**ABOUT THIS EXERCISE**
Restate the records below word for word, leaving nothing out.

**RECORDS FOR THIS EXERCISE**
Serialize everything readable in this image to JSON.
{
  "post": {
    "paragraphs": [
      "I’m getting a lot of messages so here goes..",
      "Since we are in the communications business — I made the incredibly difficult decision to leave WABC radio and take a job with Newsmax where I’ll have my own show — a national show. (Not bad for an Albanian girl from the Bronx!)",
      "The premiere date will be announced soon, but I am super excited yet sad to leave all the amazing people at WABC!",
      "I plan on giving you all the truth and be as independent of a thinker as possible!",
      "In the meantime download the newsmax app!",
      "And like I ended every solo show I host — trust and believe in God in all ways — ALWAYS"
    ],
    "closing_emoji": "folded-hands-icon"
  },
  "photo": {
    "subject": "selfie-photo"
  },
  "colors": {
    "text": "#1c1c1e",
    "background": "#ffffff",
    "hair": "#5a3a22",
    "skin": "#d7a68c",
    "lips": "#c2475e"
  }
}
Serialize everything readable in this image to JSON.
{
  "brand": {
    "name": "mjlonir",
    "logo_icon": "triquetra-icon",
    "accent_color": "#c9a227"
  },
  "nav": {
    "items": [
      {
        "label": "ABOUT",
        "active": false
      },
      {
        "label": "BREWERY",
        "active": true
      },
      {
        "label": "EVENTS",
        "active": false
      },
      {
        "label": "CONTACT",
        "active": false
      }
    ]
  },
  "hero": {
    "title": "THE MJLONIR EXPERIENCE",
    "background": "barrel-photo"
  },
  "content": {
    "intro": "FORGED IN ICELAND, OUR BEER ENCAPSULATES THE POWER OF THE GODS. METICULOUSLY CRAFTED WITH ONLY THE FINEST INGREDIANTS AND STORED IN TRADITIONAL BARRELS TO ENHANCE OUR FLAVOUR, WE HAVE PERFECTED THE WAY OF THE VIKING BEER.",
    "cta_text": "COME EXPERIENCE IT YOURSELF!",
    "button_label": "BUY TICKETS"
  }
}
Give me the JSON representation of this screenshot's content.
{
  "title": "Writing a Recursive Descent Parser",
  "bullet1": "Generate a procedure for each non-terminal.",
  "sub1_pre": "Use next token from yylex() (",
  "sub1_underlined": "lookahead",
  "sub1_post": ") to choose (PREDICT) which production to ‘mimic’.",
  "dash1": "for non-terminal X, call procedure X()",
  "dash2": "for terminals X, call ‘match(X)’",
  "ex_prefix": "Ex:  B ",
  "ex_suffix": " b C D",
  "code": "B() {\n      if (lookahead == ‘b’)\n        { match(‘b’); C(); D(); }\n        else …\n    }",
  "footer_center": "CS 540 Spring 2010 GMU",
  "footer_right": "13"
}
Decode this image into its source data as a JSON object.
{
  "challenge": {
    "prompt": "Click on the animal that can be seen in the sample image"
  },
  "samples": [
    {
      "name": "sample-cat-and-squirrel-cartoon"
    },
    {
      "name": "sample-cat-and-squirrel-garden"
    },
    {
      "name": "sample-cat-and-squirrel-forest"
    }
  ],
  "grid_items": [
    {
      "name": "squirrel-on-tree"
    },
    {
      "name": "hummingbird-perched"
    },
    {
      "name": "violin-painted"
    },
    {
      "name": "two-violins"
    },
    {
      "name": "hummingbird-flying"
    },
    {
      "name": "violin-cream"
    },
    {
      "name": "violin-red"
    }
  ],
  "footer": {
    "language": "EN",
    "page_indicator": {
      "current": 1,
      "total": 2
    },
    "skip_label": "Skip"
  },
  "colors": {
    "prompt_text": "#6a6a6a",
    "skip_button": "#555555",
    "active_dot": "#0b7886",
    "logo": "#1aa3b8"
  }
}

**RESULT OF THE TASK**
Serialize everything readable in this image to JSON.
{
  "post": {
    "paragraphs": [
      "I’m getting a lot of messages so here goes..",
      "Since we are in the communications business — I made the incredibly difficult decision to leave WABC radio and take a job with Newsmax where I’ll have my own show — a national show. (Not bad for an Albanian girl from the Bronx!)",
      "The premiere date will be announced soon, but I am super excited yet sad to leave all the amazing people at WABC!",
      "I plan on giving you all the truth and be as independent of a thinker as possible!",
      "In the meantime download the newsmax app!",
      "And like I ended every solo show I host — trust and believe in God in all ways — ALWAYS"
    ],
    "closing_emoji": "folded-hands-icon"
  },
  "photo": {
    "subject": "selfie-photo"
  },
  "colors": {
    "text": "#1c1c1e",
    "background": "#ffffff",
    "hair": "#5a3a22",
    "skin": "#d7a68c",
    "lips": "#c2475e"
  }
}
Serialize everything readable in this image to JSON.
{
  "brand": {
    "name": "mjlonir",
    "logo_icon": "triquetra-icon",
    "accent_color": "#c9a227"
  },
  "nav": {
    "items": [
      {
        "label": "ABOUT",
        "active": false
      },
      {
        "label": "BREWERY",
        "active": true
      },
      {
        "label": "EVENTS",
        "active": false
      },
      {
        "label": "CONTACT",
        "active": false
      }
    ]
  },
  "hero": {
    "title": "THE MJLONIR EXPERIENCE",
    "background": "barrel-photo"
  },
  "content": {
    "intro": "FORGED IN ICELAND, OUR BEER ENCAPSULATES THE POWER OF THE GODS. METICULOUSLY CRAFTED WITH ONLY THE FINEST INGREDIANTS AND STORED IN TRADITIONAL BARRELS TO ENHANCE OUR FLAVOUR, WE HAVE PERFECTED THE WAY OF THE VIKING BEER.",
    "cta_text": "COME EXPERIENCE IT YOURSELF!",
    "button_label": "BUY TICKETS"
  }
}
Give me the JSON representation of this screenshot's content.
{
  "title": "Writing a Recursive Descent Parser",
  "bullet1": "Generate a procedure for each non-terminal.",
  "sub1_pre": "Use next token from yylex() (",
  "sub1_underlined": "lookahead",
  "sub1_post": ") to choose (PREDICT) which production to ‘mimic’.",
  "dash1": "for non-terminal X, call procedure X()",
  "dash2": "for terminals X, call ‘match(X)’",
  "ex_prefix": "Ex:  B ",
  "ex_suffix": " b C D",
  "code": "B() {\n      if (lookahead == ‘b’)\n        { match(‘b’); C(); D(); }\n        else …\n    }",
  "footer_center": "CS 540 Spring 2010 GMU",
  "footer_right": "13"
}
Decode this image into its source data as a JSON object.
{
  "challenge": {
    "prompt": "Click on the animal that can be seen in the sample image"
  },
  "samples": [
    {
      "name": "sample-cat-and-squirrel-cartoon"
    },
    {
      "name": "sample-cat-and-squirrel-garden"
    },
    {
      "name": "sample-cat-and-squirrel-forest"
    }
  ],
  "grid_items": [
    {
      "name": "squirrel-on-tree"
    },
    {
      "name": "hummingbird-perched"
    },
    {
      "name": "violin-painted"
    },
    {
      "name": "two-violins"
    },
    {
      "name": "hummingbird-flying"
    },
    {
      "name": "violin-cream"
    },
    {
      "name": "violin-red"
    }
  ],
  "footer": {
    "language": "EN",
    "page_indicator": {
      "current": 1,
      "total": 2
    },
    "skip_label": "Skip"
  },
  "colors": {
    "prompt_text": "#6a6a6a",
    "skip_button": "#555555",
    "active_dot": "#0b7886",
    "logo": "#1aa3b8"
  }
}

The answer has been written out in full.